A man in Australia has captured rare footage of a group of large dolphins stalking and devouring a lone small shark in waters south of Sydney.
Bruno Kataoka was flying his drone off the coast of Cronulla when he spotted several false killer whales (Pseudorca crassidens) hunting down a shark. It appeared as if the pod was trying to tire out its prospective prey.
Moments later, the lead false killer whales swam directly at the shark and attacked it, snagging it with their powerful jaws and dragging the creature toward the deeper portion of the ocean.
Georgina Wood, a local marine biologist, said Kataoka was able to record a very rare natural event.
Capturing footage of false killer whales in action is quite uncommon since these marine animals are not always seen even though they seem to be plentiful in the high seas.
"We generally see a lot of action from humpbacks here in Sydney, especially during these winter months," Wood pointed out. "They (humpbacks) can get up to around 14 to 15 meters (46 to 49 feet) long, so you can see these are a lot smaller, maybe three to five meters (13 to 16 feet)."
Large numbers of people are expected to flock the coast of Sydney to take part in the annual whale watching season in a couple of weeks.

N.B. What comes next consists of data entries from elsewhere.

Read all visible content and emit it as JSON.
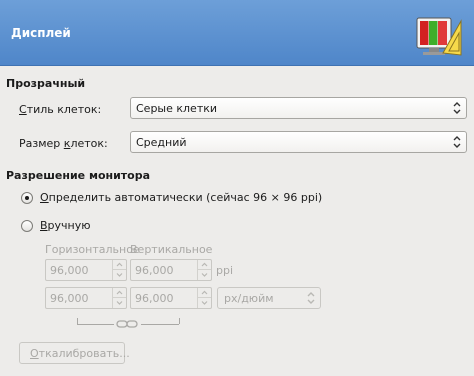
{
  "header": {
    "title": "Дисплей",
    "icon": "display-settings-icon"
  },
  "transparency": {
    "title": "Прозрачный",
    "check_style": {
      "label_pre": "",
      "label_mnemonic": "С",
      "label_post": "тиль клеток:",
      "value": "Серые клетки"
    },
    "check_size": {
      "label_pre": "Размер ",
      "label_mnemonic": "к",
      "label_post": "леток:",
      "value": "Средний"
    }
  },
  "resolution": {
    "title": "Разрешение монитора",
    "auto": {
      "label_pre": "",
      "label_mnemonic": "О",
      "label_post": "пределить автоматически (сейчас 96 × 96 ppi)",
      "selected": true
    },
    "manual": {
      "label_pre": "",
      "label_mnemonic": "В",
      "label_post": "ручную",
      "selected": false,
      "horizontal_label": "Горизонтальное",
      "vertical_label": "Вертикальное",
      "horizontal_value": "96,000",
      "vertical_value": "96,000",
      "ppi_label": "ppi",
      "x_value": "96,000",
      "y_value": "96,000",
      "unit_value": "px/дюйм"
    },
    "calibrate": {
      "label_pre": "",
      "label_mnemonic": "О",
      "label_post": "ткалибровать..."
    }
  },
  "colors": {
    "header_bg": "#5a8fce",
    "disabled_text": "#a9a8a5"
  }
}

Locals estimate that as many as 20,000 humpbacks will visit the region's waters this year.
Those who are interested in seeing the massive marine mammals in the wild can catch a glimpse of them just 2 kilometers (1.2 miles) off the Sydney coast.
There are also tour operators who are considering bringing a few drones with onboard cameras along with them during cruises in the hopes of recording more rare footage of the sea creatures.
In October last year, a filmmaker in Canada was also able to videotape a transient killer whale tossing a seal several feet in the air using only its powerful tail.
Photo: Matt Boulton | Flickr